been made towards improving the situation, which was especially poor in view of the risks
posed by COVID-19.
Recommendation: Effective and coordinated action by all agencies involved
should ensure that there are safe, decent and hygienic reception conditions for
arrivals at Tug Haven, KIU and Frontier House. In particular, contingency
planning should ensure there is an effective response to fluctuating numbers and
rapid mobilisation of resources whenever necessary.
1.11 Concern: Detainees arriving at Tug Haven routinely had their mobile phones removed from them, and they could not gain access to the contact details for family or friends that were stored on their phones.
Recommendation: Detainees arriving in the UK should be able to make initial
contact with their family and friends by telephone free of charge.
1.12 Concern: Detainees’ vulnerability was not always identified. Screening interviews were
undertaken in the early hours of the morning, making it less likely that vulnerabilities would be identified. No vulnerable adult warning forms had been opened at Frontier House between June and August 2020. An elderly woman was held there for 40 hours. Mitie had not reported any modern slavery concerns and we did not receive information on how any
UKVI referrals were made under the National Referral Mechanism.
Recommendation: The Home Office should promptly assess and meet the needs
of vulnerable detainees. Care plans should be in place for all detainees at risk.
1.13 Concern: Unaccompanied children were often held overnight with adults and often for too long. Welfare interviews with unaccompanied children arriving in the daytime regularly took place in the early hours of the next morning, which undermined the purpose of the
interviews. Some children had not been identified at Dover and were placed on a coach to
adult detention facilities.
Recommendation: The Home Office should ensure that its practice at Dover
complies with its duty to safeguard and promote the welfare of children arriving
in the UK.
1.14 Concern: Detainees, including children, were held for far too long and often overnight in facilities with no access to the open air and little or no natural light. Detention reviews
frequently did not take place.
Recommendation: Detainees should only be held overnight in non-residential
holding facilities without access to fresh air and exercise in exceptional
circumstances and reviews of their detention should be timely and thorough.
1.15 Concern: Health services had developed in response to changing and growing needs, but no overall health needs assessment had been completed to establish what services, equipment and clinical supplies were required.
Recommendation: Agencies responsible for contracting health care services at Tug Haven, Frontier House and KIU should commission a health needs assessment and establish an integrated care pathway for detainees. The pathway should contain milestones for assessment and treatment, and an agreement should be reached with East Kent Hospitals NHS Trust about when emergency hospital services are to be engaged.
BBC: 23 October 2020: English Channel migrants ‘being detained in unfit conditions’

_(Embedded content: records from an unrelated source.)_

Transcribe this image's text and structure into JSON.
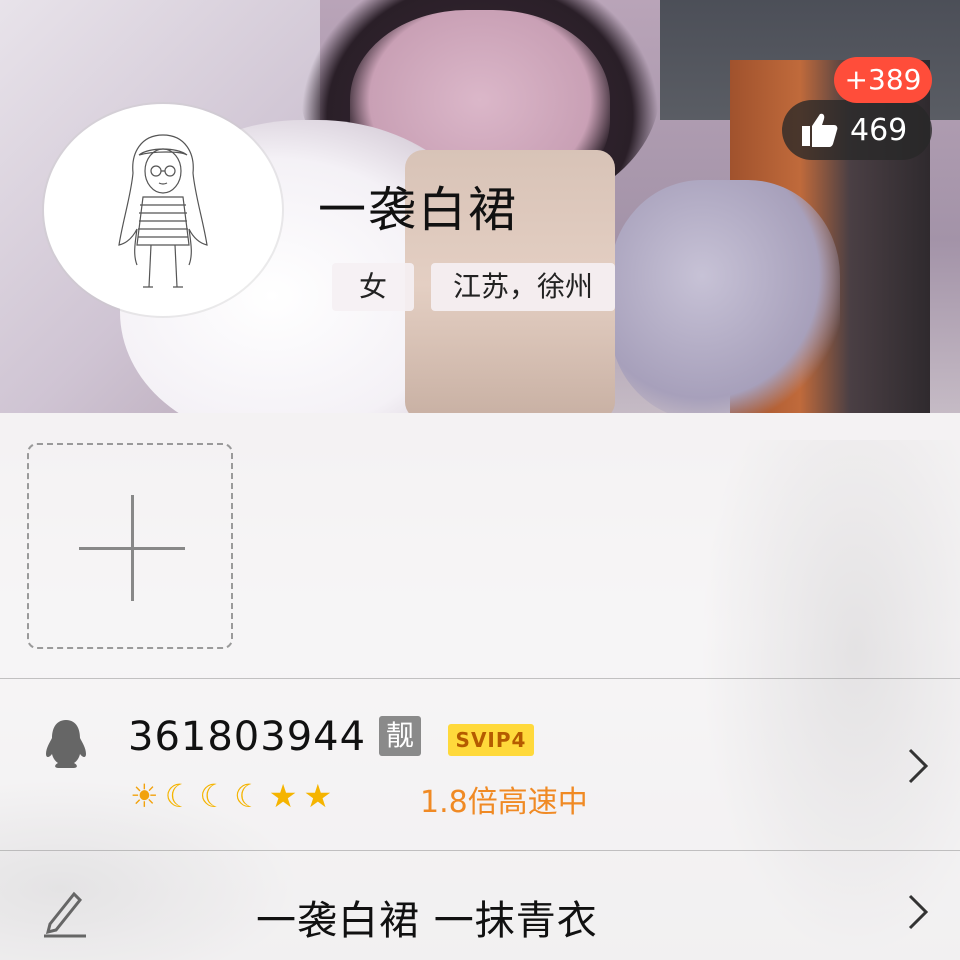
{
  "profile": {
    "nickname": "一袭白裙",
    "gender": "女",
    "location": "江苏，徐州",
    "likes": "469",
    "likes_new": "+389"
  },
  "account": {
    "qq_number": "361803944",
    "liang_label": "靓",
    "svip_label": "SVIP4",
    "level_icons": [
      "sun-icon",
      "moon-icon",
      "moon-icon",
      "moon-icon",
      "star-icon",
      "star-icon"
    ],
    "speed_text": "1.8倍高速中"
  },
  "signature": {
    "text": "一袭白裙 一抹青衣"
  },
  "colors": {
    "badge_red": "#ff4d3a",
    "svip_yellow": "#ffd93b",
    "speed_orange": "#f08a24"
  }
}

The Home Office did not prepare for a predictable rise in English Channel migrant crossings, leaving men, women and children detained in unfit conditions, the prisons watchdog says.
Chief Inspector of Prisons Peter Clarke said migrants were often held in what looked like an unsafe building site.
Facilities included containers where it was not possible to socially distance.
Read more here: https://www.bbc.co.uk/news/uk-54652234
What can you do? Please write to your MP about this situation. The reason that these dire facilities are being used is due to the backlog of cases as the Covid-19 pandemic has stalled the processes – but this backlog would be freed up if those who have been waiting (some of the waiting for years) were given Leave to Remain. It’s not rocket science and it has been done before.
The Home Office already has the power in Law to grant temporary status in an emergency. This would just take than a step further.